However, my 10-year version is delightfully and practically laid out so that entries are easy to make, and year by year comparisons are under each other on a page. There are separate pages for entering seed-sowing and planting dates which also include harvest dates and yields, plant inventories and plant purchases. There are pages printed with grids for planning one's garden which have proved invaluable for recording such things as underground irrigation pipes. And there are sound tips and ideas on how to grow various crops.
Each entry has a weather record with places to record maximum and minimum temperatures, and then just plain lines for the entry. I much prefer this to the types which have lots of headings such as “lawn”, “bulbs”, “flowers”, “fruit” or “greenhouse” on each page because there are many times of year when half the headings are not applicable. The only downside to my version is its substantial size, and that there is no ability to add photographs, so these have to be stored in my computer in a “garden timeline” file. I also have to store plant labels separately.
The first entries in the tome were in the winter of 2010-2011 and for several years I thought that I had made some sort of error since the temperatures and rainfall seemed to be so inconsistent with all the subsequent years which had much warmer temperatures.
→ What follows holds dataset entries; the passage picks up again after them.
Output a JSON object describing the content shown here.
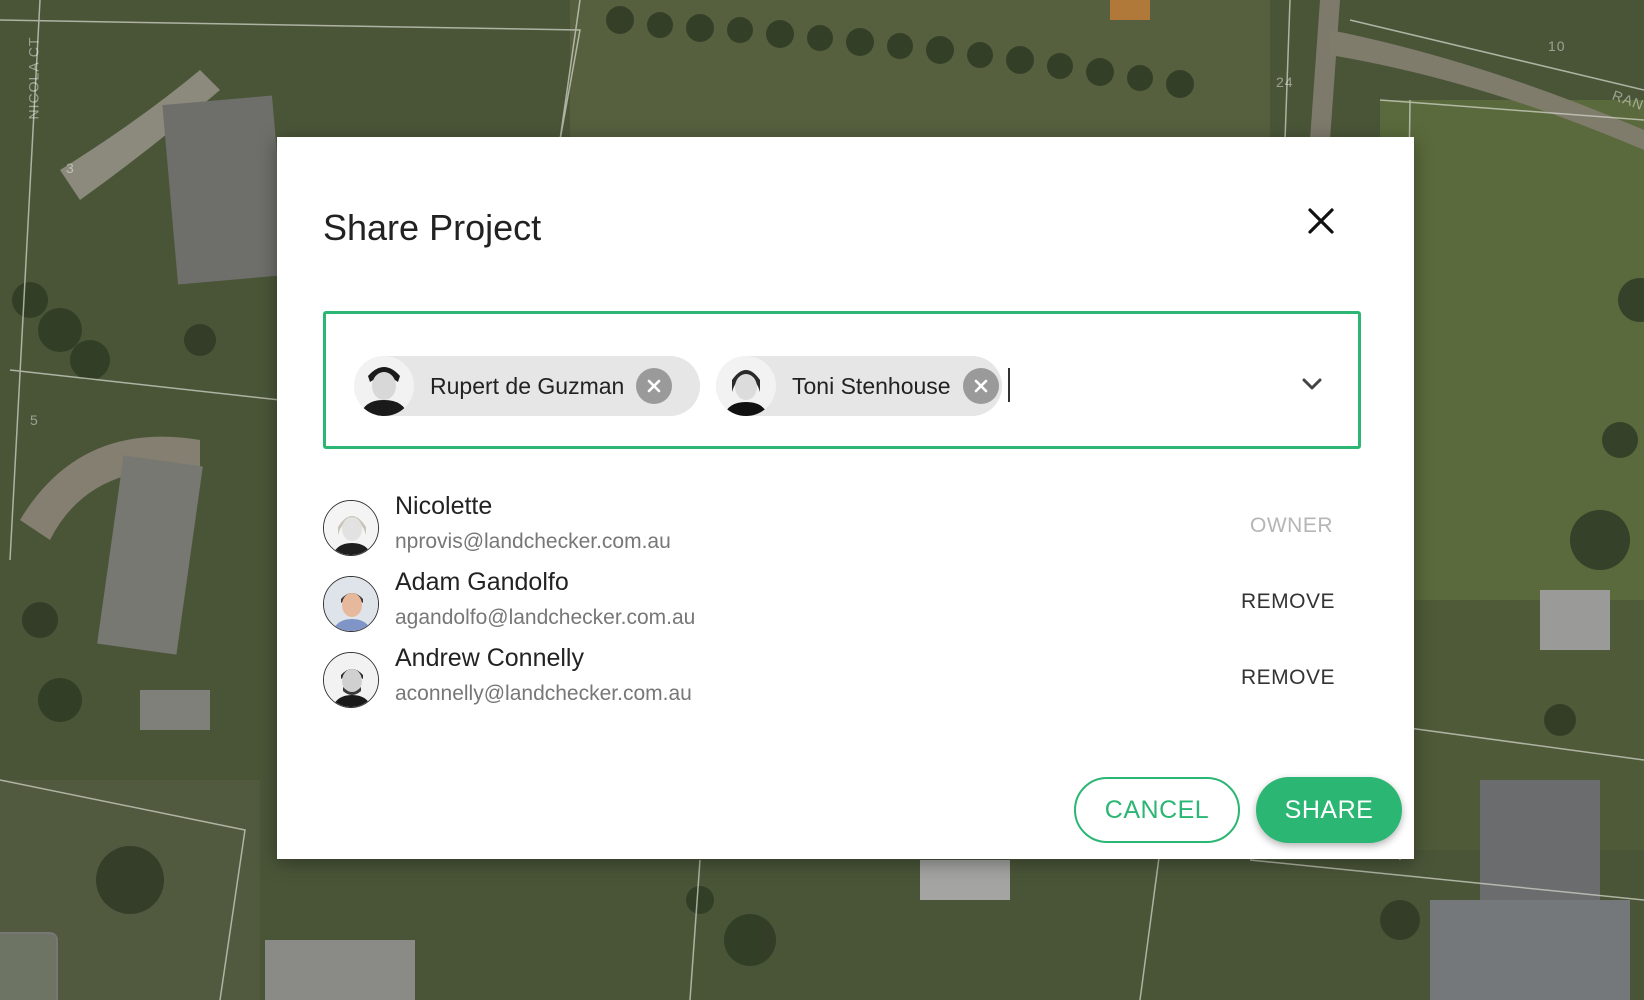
{
  "map": {
    "road_labels": [
      "NICOLA CT",
      "RAN",
      "10"
    ],
    "lot_numbers": [
      "3",
      "5",
      "24"
    ]
  },
  "dialog": {
    "title": "Share Project",
    "close_icon": "close-icon"
  },
  "picker": {
    "selected": [
      {
        "name": "Rupert de Guzman",
        "avatar": "avatar-photo",
        "remove_icon": "clear-circle-icon"
      },
      {
        "name": "Toni Stenhouse",
        "avatar": "avatar-photo",
        "remove_icon": "clear-circle-icon"
      }
    ],
    "input_value": "",
    "dropdown_icon": "chevron-down-icon"
  },
  "members": [
    {
      "name": "Nicolette",
      "email": "nprovis@landchecker.com.au",
      "action": "OWNER"
    },
    {
      "name": "Adam Gandolfo",
      "email": "agandolfo@landchecker.com.au",
      "action": "REMOVE"
    },
    {
      "name": "Andrew Connelly",
      "email": "aconnelly@landchecker.com.au",
      "action": "REMOVE"
    }
  ],
  "buttons": {
    "cancel": "CANCEL",
    "share": "SHARE"
  },
  "colors": {
    "accent": "#2bb673",
    "owner_text": "#b5b5b5",
    "overlay": "#3f4a33"
  }
}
That is until this year which pretty well matches my earliest entries.
Taking just one day in the year, March 8, my entries show that the blossom on a Santa Rosa plum behaved as follows: 2012 “Well out”, 2013 “several blossoms out”, 2014 “Well out with some unopened buds”, 2015 “Well over”, 2016 “Well over”, 2017 “Buds just showing some white”, 2018 “Nearly out”, and 2019, “No flowers open, buds white”.
It is helpful to set aside a certain time of day to make entries so as to remain consistent. For me I find that just before retiring for the night works well, and I seldom miss a day if I keep to that time.
Just as I have enjoyed reading my grandfather's entries, I hope that someday one of my grandchildren will get pleasure from my efforts.
Link to 10-year Garden Journal: http://www.leevalley.com/us/garden/page.aspx?p=43043&cat=2,58054,46147,43043